Panton’s trailblazing S-chair not only overhauled aesthetic conventions, it also elevated furniture design to a new technical standard. “It especially showed that a chair doesn’t need to be made of four legs, which opened a range of possibilities for new designers,” said Ana Milena Hernández Palacios, of the Valencia, Spain–based firm Masquespacio. “Panton was not afraid to take a risk in his designs, creating products that provoke a bunch of emotion.”
The S-chair was first cut from a single piece of plywood for its prototype form during the 1950s. Its earliest manifestations were produced in 1965 by Austrian-German manufacturer Thonet, and a select lineup was completed in fiberglass-reinforced polyester by 1967. With his reputation fully solidified on the global stage, Panton officially debuted the S-chair at the Cologne furniture fair the following year to superlative reception—though despite the favorable attention, numerous distributors initially rejected the design. It was Swiss furniture manufacturer Vitra that finally invested in Panton’s chair, which soon became the shimmering jewel of Danish design.

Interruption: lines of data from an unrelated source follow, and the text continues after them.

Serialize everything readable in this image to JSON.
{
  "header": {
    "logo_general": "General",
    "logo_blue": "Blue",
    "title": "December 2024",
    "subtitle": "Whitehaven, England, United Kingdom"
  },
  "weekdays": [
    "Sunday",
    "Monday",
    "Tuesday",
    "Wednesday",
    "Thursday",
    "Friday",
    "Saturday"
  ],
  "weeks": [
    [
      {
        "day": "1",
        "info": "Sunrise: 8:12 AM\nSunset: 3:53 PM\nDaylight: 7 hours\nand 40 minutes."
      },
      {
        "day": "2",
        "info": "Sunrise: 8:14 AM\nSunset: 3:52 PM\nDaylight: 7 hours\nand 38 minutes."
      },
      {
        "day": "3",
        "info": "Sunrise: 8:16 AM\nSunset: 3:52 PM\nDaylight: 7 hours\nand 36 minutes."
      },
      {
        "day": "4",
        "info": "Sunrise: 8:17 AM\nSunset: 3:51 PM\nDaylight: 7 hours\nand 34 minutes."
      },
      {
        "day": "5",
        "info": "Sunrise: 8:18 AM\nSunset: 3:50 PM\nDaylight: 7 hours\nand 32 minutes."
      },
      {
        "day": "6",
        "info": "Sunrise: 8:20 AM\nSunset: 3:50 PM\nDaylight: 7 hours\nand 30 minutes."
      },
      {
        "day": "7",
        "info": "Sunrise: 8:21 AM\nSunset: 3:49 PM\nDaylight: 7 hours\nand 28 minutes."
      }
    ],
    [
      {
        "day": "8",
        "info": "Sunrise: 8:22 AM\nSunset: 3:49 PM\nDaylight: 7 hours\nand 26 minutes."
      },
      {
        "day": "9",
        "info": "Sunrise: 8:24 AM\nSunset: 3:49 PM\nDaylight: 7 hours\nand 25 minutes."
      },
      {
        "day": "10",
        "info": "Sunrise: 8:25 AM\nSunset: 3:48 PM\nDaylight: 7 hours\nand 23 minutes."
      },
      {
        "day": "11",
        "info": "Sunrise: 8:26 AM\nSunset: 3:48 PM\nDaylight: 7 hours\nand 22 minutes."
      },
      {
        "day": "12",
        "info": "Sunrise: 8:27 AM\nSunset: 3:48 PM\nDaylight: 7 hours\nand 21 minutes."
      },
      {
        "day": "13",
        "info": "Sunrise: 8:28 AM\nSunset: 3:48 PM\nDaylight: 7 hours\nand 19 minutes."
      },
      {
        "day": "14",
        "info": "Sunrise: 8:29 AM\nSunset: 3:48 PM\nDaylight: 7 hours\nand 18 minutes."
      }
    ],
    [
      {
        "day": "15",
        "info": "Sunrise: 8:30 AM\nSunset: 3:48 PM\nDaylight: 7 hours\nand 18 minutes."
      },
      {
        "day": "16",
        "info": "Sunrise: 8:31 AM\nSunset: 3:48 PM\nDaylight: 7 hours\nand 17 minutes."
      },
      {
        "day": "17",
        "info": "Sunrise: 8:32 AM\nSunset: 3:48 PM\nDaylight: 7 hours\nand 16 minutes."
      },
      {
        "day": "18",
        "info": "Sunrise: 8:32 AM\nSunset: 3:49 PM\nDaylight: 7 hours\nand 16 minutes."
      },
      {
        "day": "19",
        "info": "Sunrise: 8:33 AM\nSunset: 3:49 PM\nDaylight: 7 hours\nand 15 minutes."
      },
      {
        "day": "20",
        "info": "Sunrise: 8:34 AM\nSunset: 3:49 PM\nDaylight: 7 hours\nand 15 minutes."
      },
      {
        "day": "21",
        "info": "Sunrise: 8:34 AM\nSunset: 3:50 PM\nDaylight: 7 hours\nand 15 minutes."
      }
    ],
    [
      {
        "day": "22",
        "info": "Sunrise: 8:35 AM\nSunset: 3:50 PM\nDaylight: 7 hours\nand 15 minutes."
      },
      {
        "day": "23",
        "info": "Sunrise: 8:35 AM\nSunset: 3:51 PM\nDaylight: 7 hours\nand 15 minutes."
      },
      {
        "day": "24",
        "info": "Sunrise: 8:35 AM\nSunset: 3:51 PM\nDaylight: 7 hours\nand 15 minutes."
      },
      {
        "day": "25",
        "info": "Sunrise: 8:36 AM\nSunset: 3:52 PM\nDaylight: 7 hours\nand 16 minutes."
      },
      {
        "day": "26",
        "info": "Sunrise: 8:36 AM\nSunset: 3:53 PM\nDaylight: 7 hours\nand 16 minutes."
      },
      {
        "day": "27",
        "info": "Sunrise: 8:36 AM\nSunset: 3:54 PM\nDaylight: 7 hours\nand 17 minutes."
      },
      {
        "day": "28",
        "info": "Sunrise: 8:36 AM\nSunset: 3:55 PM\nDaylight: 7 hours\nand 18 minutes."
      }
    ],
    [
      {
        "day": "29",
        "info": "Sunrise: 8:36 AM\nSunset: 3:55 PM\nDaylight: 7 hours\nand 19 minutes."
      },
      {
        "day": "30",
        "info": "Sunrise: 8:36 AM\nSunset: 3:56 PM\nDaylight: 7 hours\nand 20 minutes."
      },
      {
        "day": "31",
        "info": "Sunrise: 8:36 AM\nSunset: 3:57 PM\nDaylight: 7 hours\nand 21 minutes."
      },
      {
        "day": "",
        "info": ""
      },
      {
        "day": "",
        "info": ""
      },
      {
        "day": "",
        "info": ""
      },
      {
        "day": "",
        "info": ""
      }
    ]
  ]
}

Although lauded with the distinction as the first chair manufactured in molded plastic, the S-chair with not without its warts. It was heavy, and it was a challenge to manufacture due to the need for sanding and lacquering to be done by hand. Efforts to save costs and eliminate hand-finishing led to a steep decline in quality, but prayers were answered in 1971 in the form of a material known as thermoplastic polystyrene, or Luran S. The new, lighter chair design, which was injection-molded from pulverized colored plastic and required no finishing, was cheaper and easier to produce. It also boasted new ribs installed at the point of transition from base to seat to further solidify its structural integrity.